▶ **Work to be completed**: Every line below that has the string "this" needs to be copied.

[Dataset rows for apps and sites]
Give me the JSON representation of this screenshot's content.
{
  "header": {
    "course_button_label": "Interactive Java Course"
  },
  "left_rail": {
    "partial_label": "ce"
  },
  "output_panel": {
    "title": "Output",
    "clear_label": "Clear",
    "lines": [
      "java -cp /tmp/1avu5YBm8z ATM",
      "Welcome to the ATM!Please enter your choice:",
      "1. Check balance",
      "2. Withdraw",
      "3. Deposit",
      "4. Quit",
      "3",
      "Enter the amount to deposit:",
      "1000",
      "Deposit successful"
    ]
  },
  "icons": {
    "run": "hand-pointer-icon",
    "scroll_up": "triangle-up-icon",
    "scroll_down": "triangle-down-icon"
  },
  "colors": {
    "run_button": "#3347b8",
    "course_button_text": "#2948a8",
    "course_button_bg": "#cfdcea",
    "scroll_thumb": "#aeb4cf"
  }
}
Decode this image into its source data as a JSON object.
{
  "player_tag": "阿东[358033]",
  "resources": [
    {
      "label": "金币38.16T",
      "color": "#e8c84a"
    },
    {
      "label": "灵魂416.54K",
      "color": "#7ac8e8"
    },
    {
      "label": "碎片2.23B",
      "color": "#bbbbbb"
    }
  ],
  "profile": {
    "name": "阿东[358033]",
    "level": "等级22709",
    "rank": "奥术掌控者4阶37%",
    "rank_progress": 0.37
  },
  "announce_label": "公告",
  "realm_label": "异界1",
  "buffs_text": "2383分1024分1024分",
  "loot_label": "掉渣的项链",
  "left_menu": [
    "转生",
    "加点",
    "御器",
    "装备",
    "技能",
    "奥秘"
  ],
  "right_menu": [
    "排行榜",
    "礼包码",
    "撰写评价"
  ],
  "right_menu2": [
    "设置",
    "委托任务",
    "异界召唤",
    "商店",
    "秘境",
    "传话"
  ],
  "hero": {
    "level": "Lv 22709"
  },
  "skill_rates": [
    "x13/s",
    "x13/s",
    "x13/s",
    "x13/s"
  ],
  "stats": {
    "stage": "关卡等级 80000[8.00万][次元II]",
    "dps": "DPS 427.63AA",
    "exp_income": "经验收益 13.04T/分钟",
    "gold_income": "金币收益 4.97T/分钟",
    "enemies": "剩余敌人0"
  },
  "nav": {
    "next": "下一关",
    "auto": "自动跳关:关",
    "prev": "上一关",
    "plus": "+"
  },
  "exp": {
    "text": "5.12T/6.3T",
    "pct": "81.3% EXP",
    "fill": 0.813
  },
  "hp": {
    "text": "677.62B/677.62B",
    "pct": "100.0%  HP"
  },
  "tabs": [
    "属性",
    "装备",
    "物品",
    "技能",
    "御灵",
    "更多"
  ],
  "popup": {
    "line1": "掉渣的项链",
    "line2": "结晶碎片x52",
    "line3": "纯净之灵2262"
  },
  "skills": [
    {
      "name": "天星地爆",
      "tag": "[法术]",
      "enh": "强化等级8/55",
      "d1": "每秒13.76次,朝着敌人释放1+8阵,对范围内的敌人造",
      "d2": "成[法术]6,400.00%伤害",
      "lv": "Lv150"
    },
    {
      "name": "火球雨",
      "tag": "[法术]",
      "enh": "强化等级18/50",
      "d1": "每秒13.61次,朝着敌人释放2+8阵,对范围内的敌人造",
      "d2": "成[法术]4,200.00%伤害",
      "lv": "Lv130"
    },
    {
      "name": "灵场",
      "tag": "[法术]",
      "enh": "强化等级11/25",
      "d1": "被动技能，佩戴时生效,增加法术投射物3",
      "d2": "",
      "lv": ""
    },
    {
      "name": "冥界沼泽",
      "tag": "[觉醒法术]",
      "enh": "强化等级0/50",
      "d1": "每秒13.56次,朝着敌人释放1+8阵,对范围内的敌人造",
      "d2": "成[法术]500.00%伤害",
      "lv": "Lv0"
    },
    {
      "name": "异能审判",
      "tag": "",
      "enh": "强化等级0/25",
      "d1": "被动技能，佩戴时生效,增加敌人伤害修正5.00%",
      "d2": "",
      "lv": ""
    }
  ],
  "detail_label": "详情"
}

▶ **Response area**:
Give me the JSON representation of this screenshot's content.
Decode this image into its source data as a JSON object.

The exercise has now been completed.